What Alternatives Do You Have?
- Term Life Insurance: this type of insurance policy is cheaper compared to variable life insurance. Unlike the variable life insurance policy, term life comes to an end after a certain number of years and doesn’t have any saving or investment features. In term life insurance, the policyholder can purchase more coverage for a small premium.
- Other Types of Permanent Cash Value Plans: there are still three other kinds of permanent life insurance: variable universal life insurance, whole life insurance, and universal life insurance. These are different from variable life insurance in terms of cash value. Each one of them adopts its own approach to growing the cash value.
Where Can You Buy the Policy?
Generally speaking, you can purchase the policy from the insurers who sell permanent life insurance policies. However, experts recommend resorting to an agent or broker instead.
Independent agents can help you choose what’s best for you when it comes to the type of policy you should buy. Bear in mind that those agents must be licensed before they give any advice.
Things to Take into Consideration
People who have a variable life plan are required to consider the policy’s investment portion. Thus, it’s important to know how investing in mutual funds and stocks works before you move any further with the policy purchase process.
That being said, the policyholder should be risk-tolerant because the invested funds value can fluctuate on a regular basis.
Because these policies are flexible; they sometimes allow policyholders to get higher return rates on invested funds while receiving an amount of coverage.

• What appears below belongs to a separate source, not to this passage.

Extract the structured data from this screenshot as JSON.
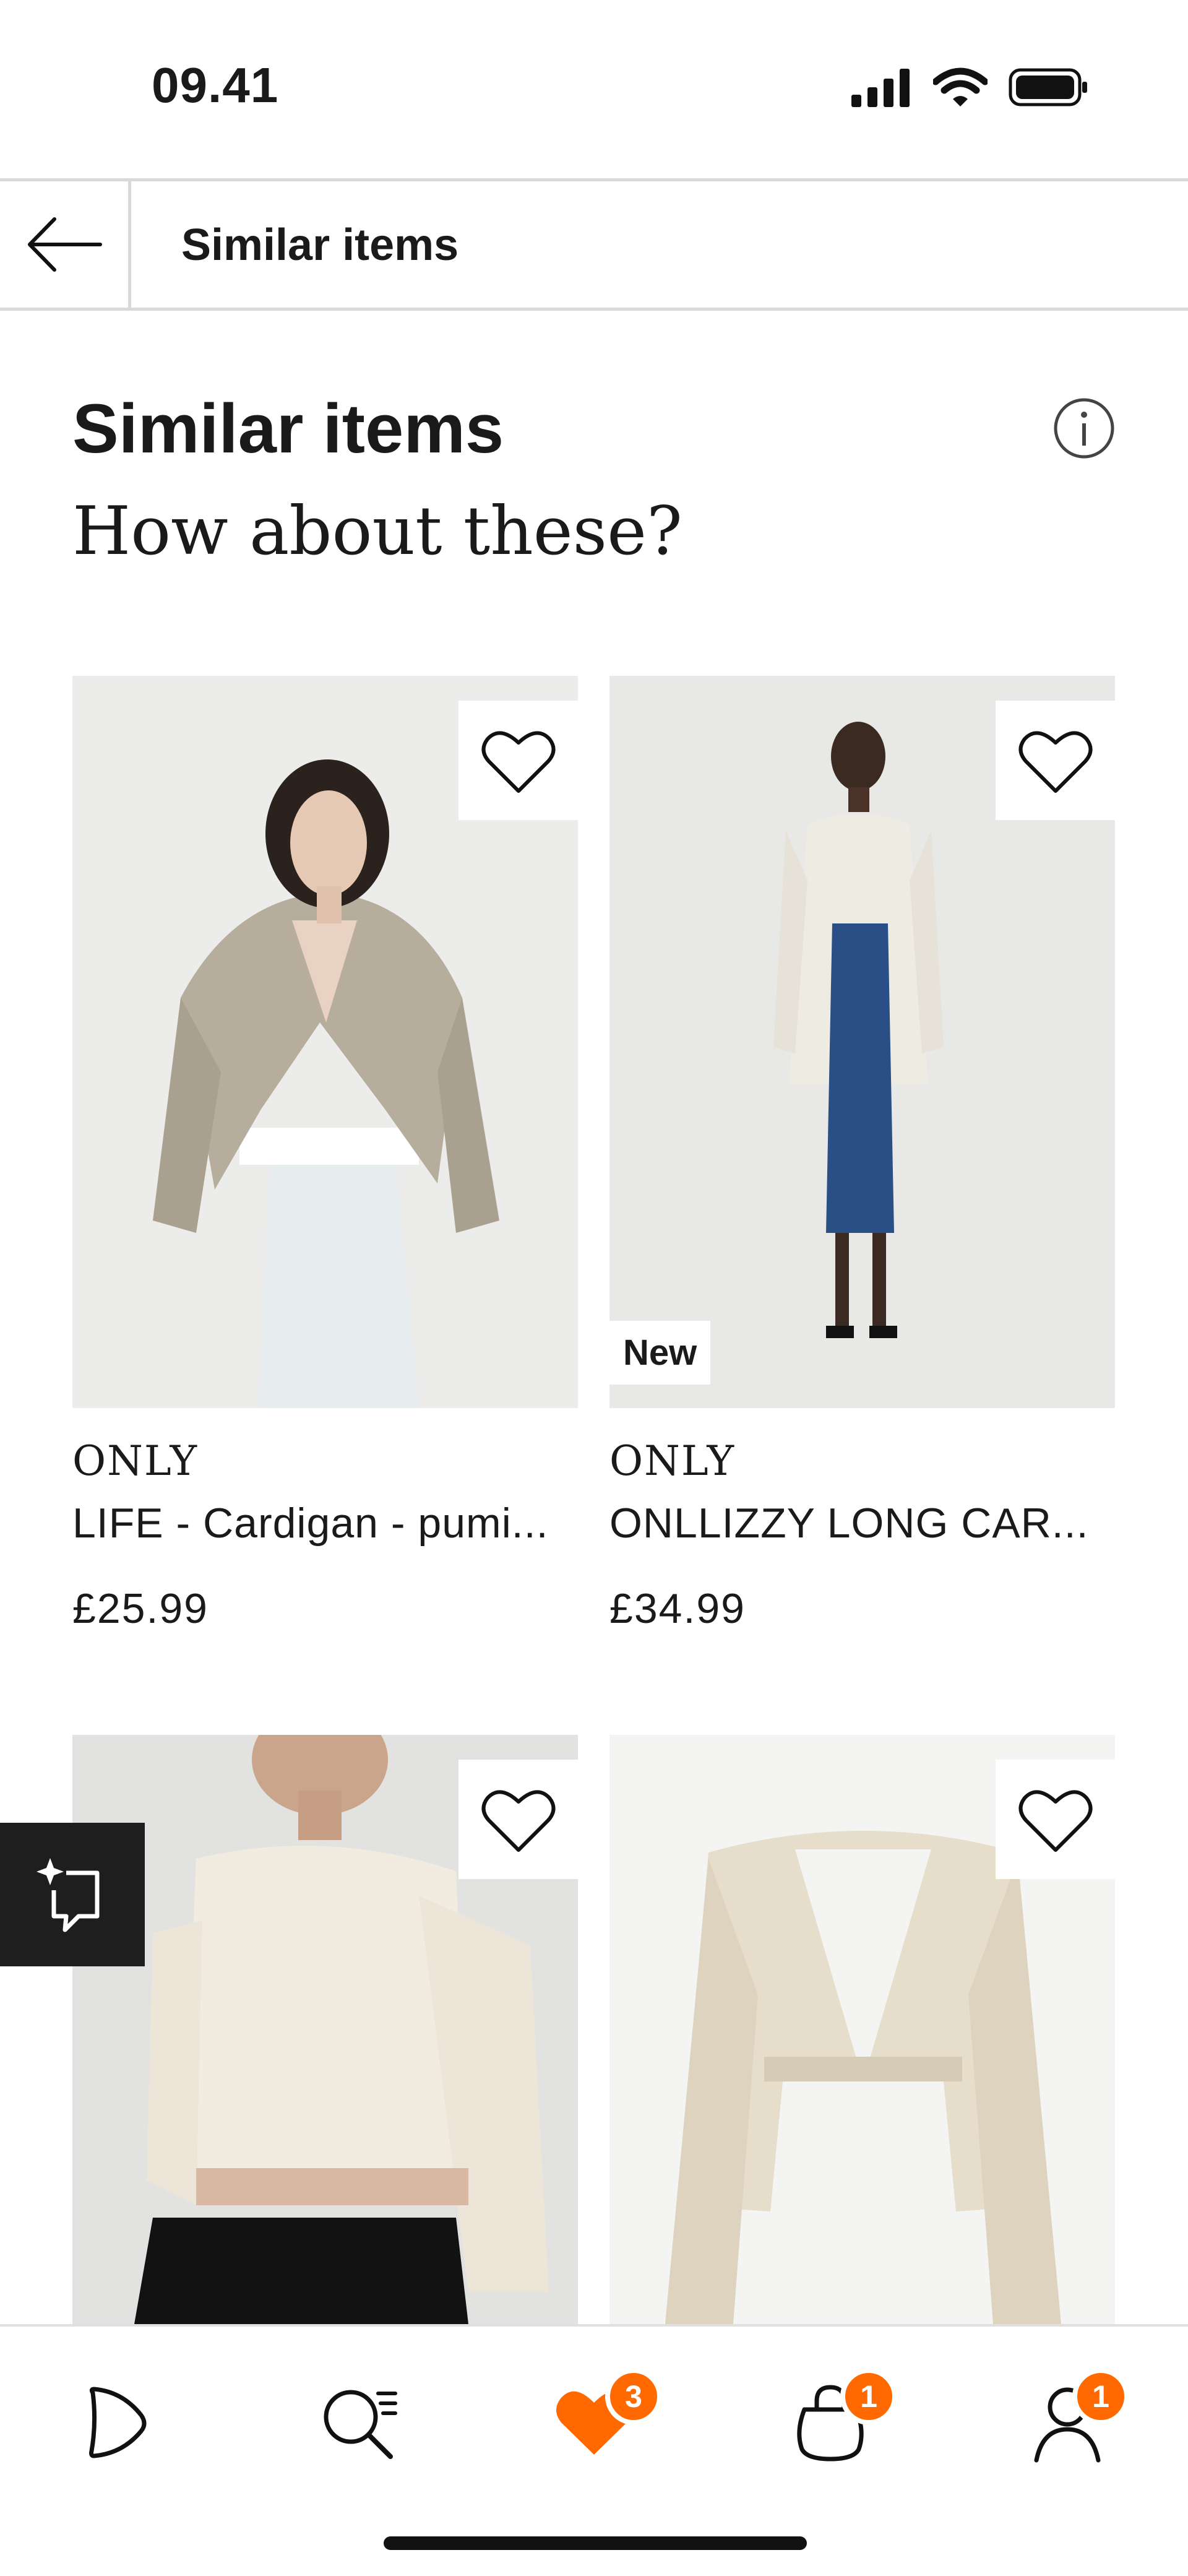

Another factor you should take into account is the aim of the policy. If you wish for a simple life insurance policy through which you can protect your family after your death, a variable life insurance policy will be the best choice you hit.